The World Social Forum returned to Africa in 2011 bringing 75,000 people from across the globe to Dakar, Senegal. ACORD participated in order to contribute, learn and connect with activities on all four of the themes on which ACORD works. The Forum was founded in 2001 by social movements and other civil society groups as an open, democratic arena to share, discuss, inspire and start trying to build a different, better world. While global business and political leaders may be cutting backroom deals at the exclusive World Economic Forum, which takes place over the same period, the Forum brings the people themselves to speak directly to each other in a collective space about the burning issues of our world. This Forum coincided with the uprisings in Tunisia and Egypt which brought a sense of renewed possibility. ACORD brought a team of 36 staff and partners to Dakar, coming from ten countries across Africa. ACORD's francophone programmes took the lead, with coordination through ACORD's office in Mali.
Livelihood and Peace-building in Africa
Bayelle and Awa leading a discussion on the challenges facing pastoralists

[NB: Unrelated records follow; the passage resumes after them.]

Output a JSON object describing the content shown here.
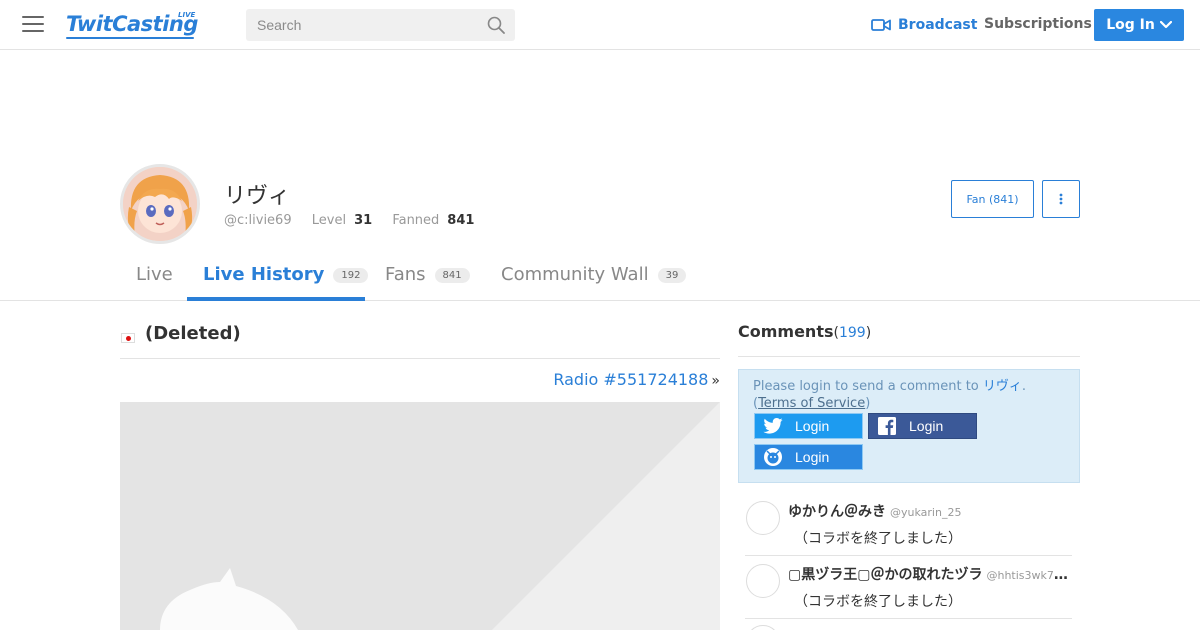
{
  "header": {
    "logo_text": "TwitCasting",
    "logo_live": "LIVE",
    "search_placeholder": "Search",
    "broadcast_label": "Broadcast",
    "subscriptions_label": "Subscriptions",
    "login_label": "Log In"
  },
  "profile": {
    "name": "リヴィ",
    "user_id": "@c:livie69",
    "level_label": "Level",
    "level_value": "31",
    "fanned_label": "Fanned",
    "fanned_value": "841",
    "fan_button_label": "Fan (841)"
  },
  "tabs": [
    {
      "label": "Live",
      "count": ""
    },
    {
      "label": "Live History",
      "count": "192"
    },
    {
      "label": "Fans",
      "count": "841"
    },
    {
      "label": "Community Wall",
      "count": "39"
    }
  ],
  "movie": {
    "title": "(Deleted)",
    "radio_link": "Radio #551724188",
    "radio_chevron": "»"
  },
  "comments": {
    "title": "Comments",
    "count": "199",
    "login_message_prefix": "Please login to send a comment to",
    "login_message_name": "リヴィ",
    "login_message_suffix": ".",
    "tos_label": "Terms of Service",
    "twitter_login": "Login",
    "facebook_login": "Login",
    "twitcasting_login": "Login",
    "items": [
      {
        "name": "ゆかりん＠みき",
        "handle": "@yukarin_25",
        "text": "（コラボを終了しました）"
      },
      {
        "name": "▢黒ヅラ王▢＠かの取れたヅラ",
        "handle": "@hhtis3wk7uh...",
        "text": "（コラボを終了しました）"
      }
    ]
  },
  "colors": {
    "accent": "#2a7fd7",
    "twitter": "#1d9bf0",
    "facebook": "#3b5998",
    "login_box_bg": "#dcedf8"
  }
}
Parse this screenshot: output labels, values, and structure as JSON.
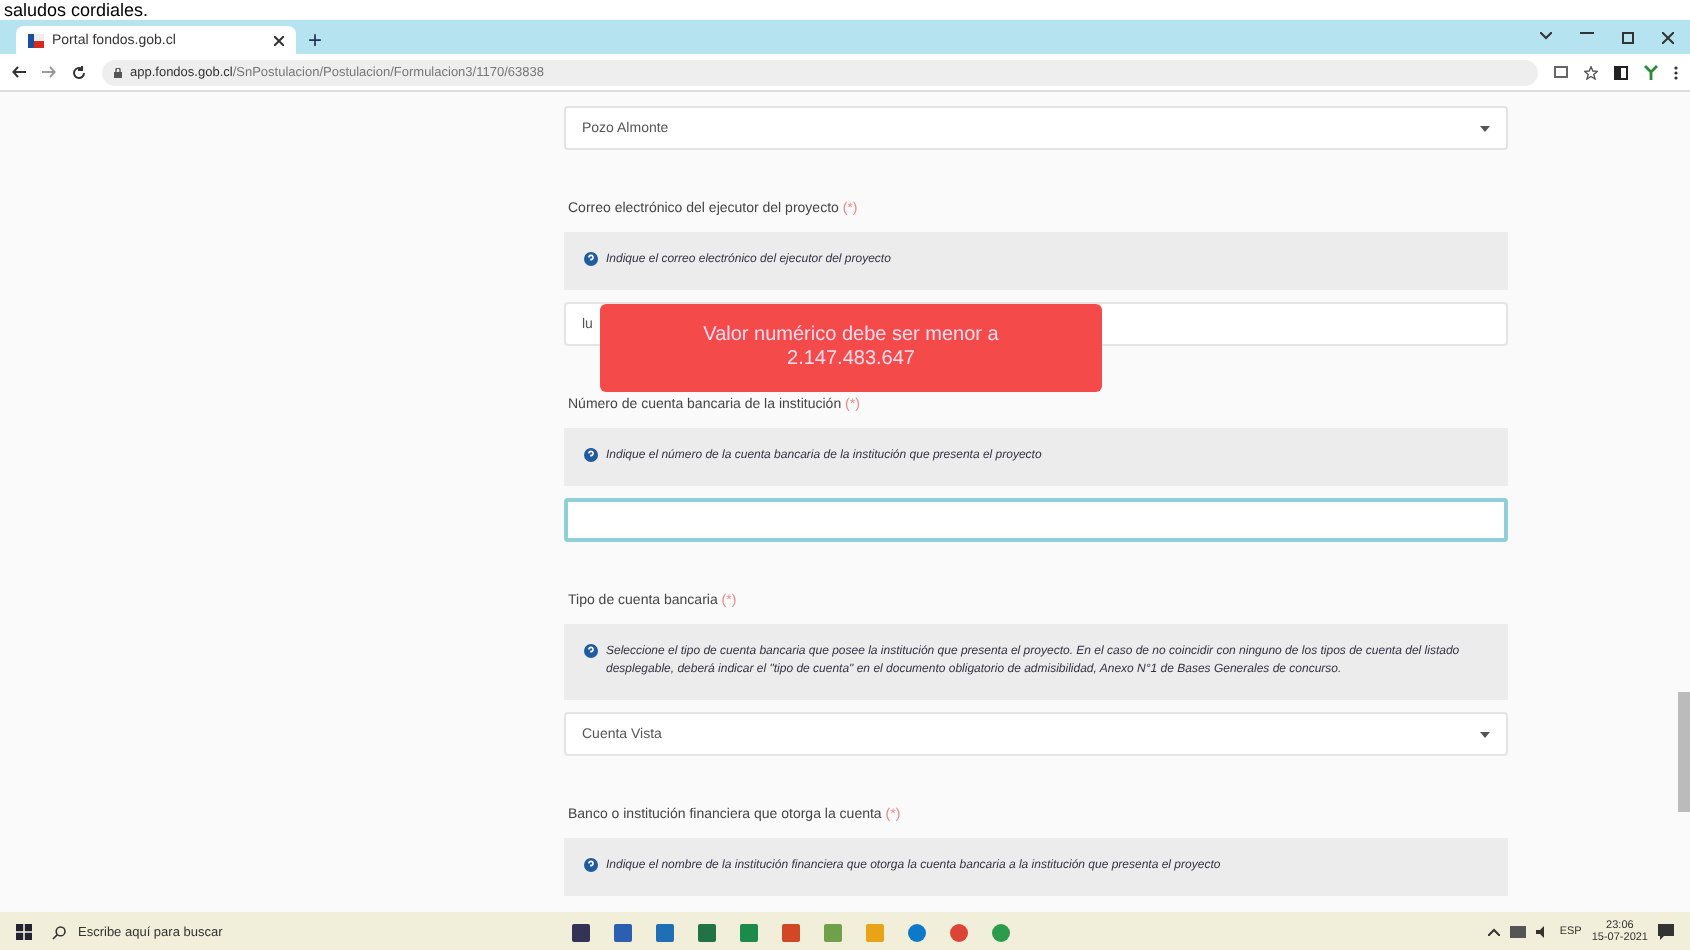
{
  "caption": "saludos cordiales.",
  "browser": {
    "tabs": [
      {
        "title": "Portal fondos.gob.cl",
        "selected": true
      }
    ],
    "new_tab": "+",
    "url": "app.fondos.gob.cl/SnPostulacion/Postulacion/Formulacion3/1170/63838"
  },
  "form": [
    {
      "control": {
        "kind": "select",
        "value": "Pozo Almonte",
        "focused": false
      }
    },
    {
      "label": "Correo electrónico del ejecutor del proyecto",
      "mark": "(*)",
      "hint": "Indique el correo electrónico del ejecutor del proyecto",
      "control": {
        "kind": "text",
        "value": "lu",
        "focused": false
      }
    },
    {
      "label": "Número de cuenta bancaria de la institución",
      "mark": "(*)",
      "hint": "Indique el número de la cuenta bancaria de la institución que presenta el proyecto",
      "control": {
        "kind": "text",
        "focused": true
      }
    },
    {
      "label": "Tipo de cuenta bancaria",
      "mark": "(*)",
      "hint": "Seleccione el tipo de cuenta bancaria que posee la institución que presenta el proyecto. En el caso de no coincidir con ninguno de los tipos de cuenta del listado desplegable, deberá indicar el \"tipo de cuenta\" en el documento obligatorio de admisibilidad, Anexo N°1 de Bases Generales de concurso.",
      "control": {
        "kind": "select",
        "value": "Cuenta Vista",
        "focused": false
      }
    },
    {
      "label": "Banco o institución financiera que otorga la cuenta",
      "mark": "(*)",
      "hint": "Indique el nombre de la institución financiera que otorga la cuenta bancaria a la institución que presenta el proyecto"
    }
  ],
  "toast": {
    "message": "Valor numérico debe ser menor a 2.147.483.647"
  },
  "taskbar": {
    "search_placeholder": "Escribe aquí para buscar",
    "language": "ESP",
    "time": "23:06",
    "date": "15-07-2021"
  }
}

Pastoralism is a strong focus of ACORD's work in West Africa, and the Dakar Forum was an opportunity to highlight this, celebrating pastoralism as a viable means of livelihood through a range of activities. A workshop was held with speakers from pastoralist groups in Burkina Faso, Mali, Chad and Ethiopia. Arguably upstaging all the human participants, the team was joined for a day by a camel, a cow, a sheep and a goat, who drew much attention, with the camel as the star turn. ACORD held a march in support of pastoralism, led by the animals, and as crowds stopped to look, staff were able to answer questions and start conversations on pastoralist issues.
ACORD's workshop on community level peace-building brought together people from both sides of the continent, from Guinea and from Burundi, to talk about their experiences of ‘cultivating peace' in contexts where everyone has become bound in to conflict. Discussion emphasised the importance of recognising that this will be a long process that must be centred in the members of the community themselves. The process itself, of communication, of valuing people's knowledge, of setting up local mechanisms for conflict resolution and of finding ways to engage all actors including those who initially refuse dialogue, is itself part of establishing a culture of peace. Pastoralism was again highlighted in analysis of conflict between farmers and pastoralists in West Africa, including across national borders.

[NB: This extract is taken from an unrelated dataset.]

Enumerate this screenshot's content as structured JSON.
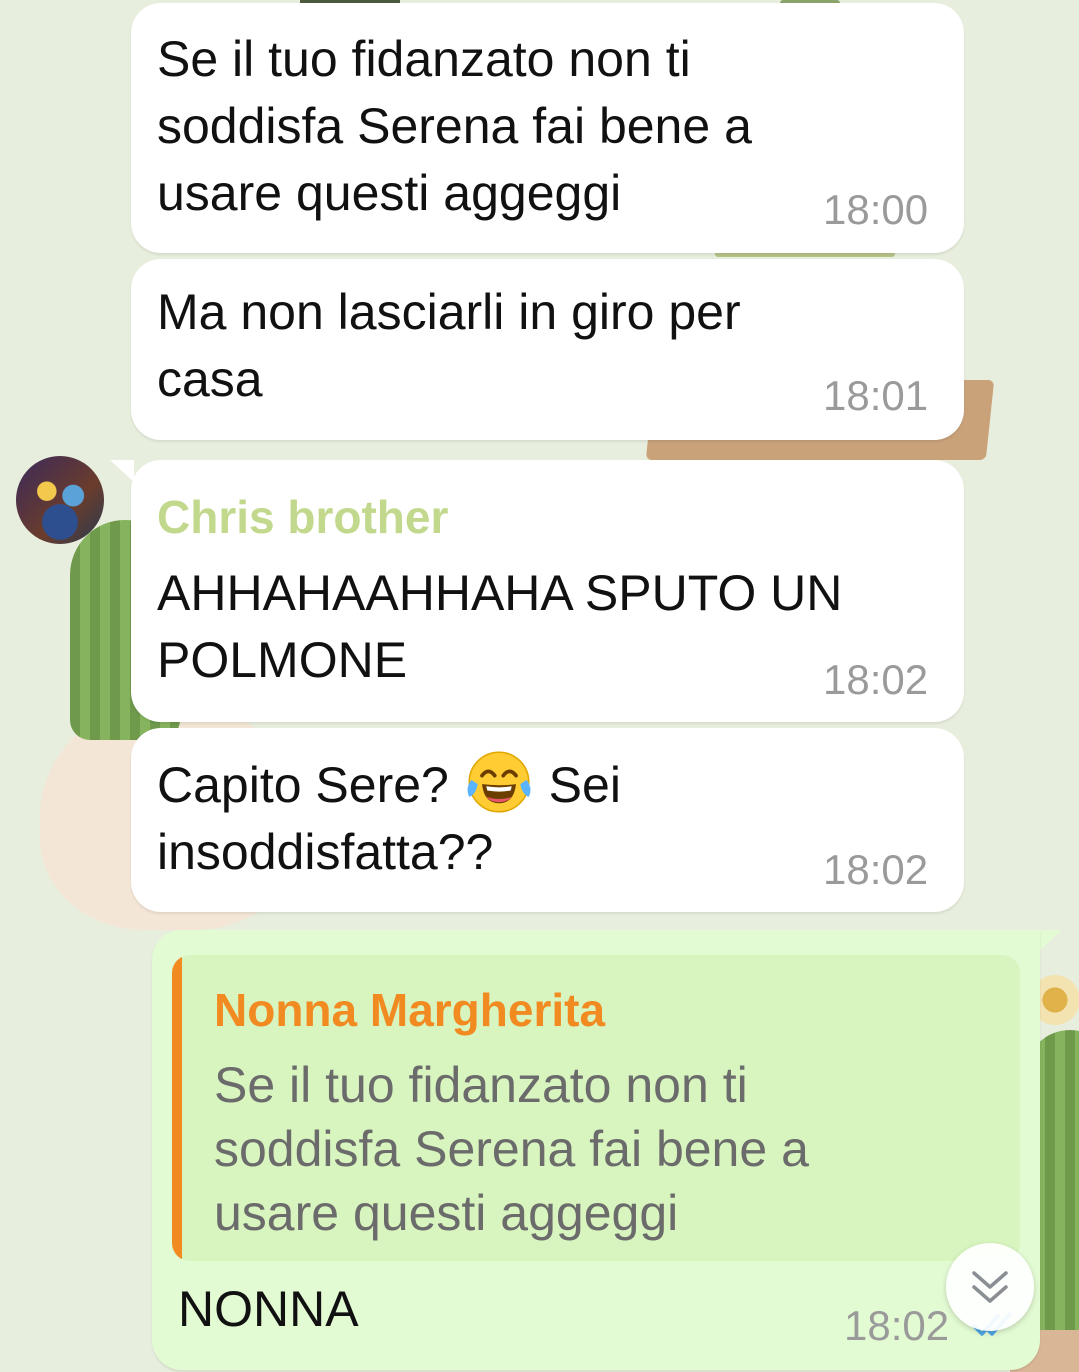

Land-grabbing was one of the hottest topics at the Forum, and ACORD supported a workshop coordinated by CCFD (Comité Catholique contre la Faim et pour le Développement), an ACORD member organisation based in France. In the second half of the Forum, organisations working on this issue came together in an assembly, and issued the Dakar Appeal Against the Land Grab. This is open for signature and ACORD encourages you to sign up: www.petitiononline.com/dakar/petition.html

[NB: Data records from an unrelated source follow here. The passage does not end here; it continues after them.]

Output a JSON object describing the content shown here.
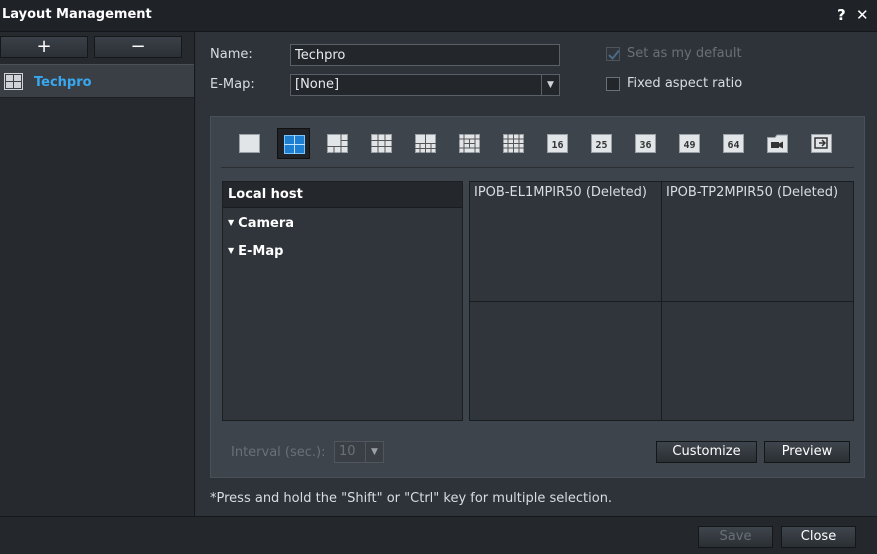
{
  "window": {
    "title": "Layout Management",
    "help_glyph": "?",
    "close_glyph": "✕"
  },
  "sidebar": {
    "add_label": "+",
    "remove_label": "−",
    "items": [
      {
        "label": "Techpro"
      }
    ]
  },
  "form": {
    "name_label": "Name:",
    "name_value": "Techpro",
    "emap_label": "E-Map:",
    "emap_value": "[None]",
    "default_label": "Set as my default",
    "default_checked": true,
    "aspect_label": "Fixed aspect ratio",
    "aspect_checked": false
  },
  "layouts": [
    {
      "name": "layout-1",
      "text": ""
    },
    {
      "name": "layout-4",
      "text": ""
    },
    {
      "name": "layout-6",
      "text": ""
    },
    {
      "name": "layout-9",
      "text": ""
    },
    {
      "name": "layout-10",
      "text": ""
    },
    {
      "name": "layout-13",
      "text": ""
    },
    {
      "name": "layout-16a",
      "text": ""
    },
    {
      "name": "layout-16",
      "text": "16"
    },
    {
      "name": "layout-25",
      "text": "25"
    },
    {
      "name": "layout-36",
      "text": "36"
    },
    {
      "name": "layout-49",
      "text": "49"
    },
    {
      "name": "layout-64",
      "text": "64"
    },
    {
      "name": "camera-folder",
      "text": ""
    },
    {
      "name": "custom-layout",
      "text": ""
    }
  ],
  "tree": {
    "header": "Local host",
    "nodes": [
      {
        "label": "Camera"
      },
      {
        "label": "E-Map"
      }
    ]
  },
  "grid_cells": [
    "IPOB-EL1MPIR50 (Deleted)",
    "IPOB-TP2MPIR50 (Deleted)",
    "",
    ""
  ],
  "interval": {
    "label": "Interval (sec.):",
    "value": "10"
  },
  "buttons": {
    "customize": "Customize",
    "preview": "Preview",
    "save": "Save",
    "close": "Close"
  },
  "hint": "*Press and hold the \"Shift\" or \"Ctrl\" key for multiple selection.",
  "colors": {
    "accent": "#38a8f0",
    "selected_layout": "#1e7fd0"
  }
}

The Power of Participation
As well as these activities, the ACORD stand was staffed throughout the Forum, distributing publications and campaign materials and answering questions. Each day a quick quiz was held on a different issue, which many visitors to the stand enjoyed - especially the first 50 people to complete the quiz, who received a tshirt! Alongside ACORD a group of women from one of ACORD's partners in Mali sold dried fruits and handcraft. The stand also hosted a band of musicians from Mali playing traditional instruments, who helped to spread ACORD's message, and gave a party atmosphere to the end of some long and dusty days.
More information on the ACORD's activities at the World Social Forum can be found on the blog which participants wrote during the Forum: www.acordinternational.org/news/wsf2011/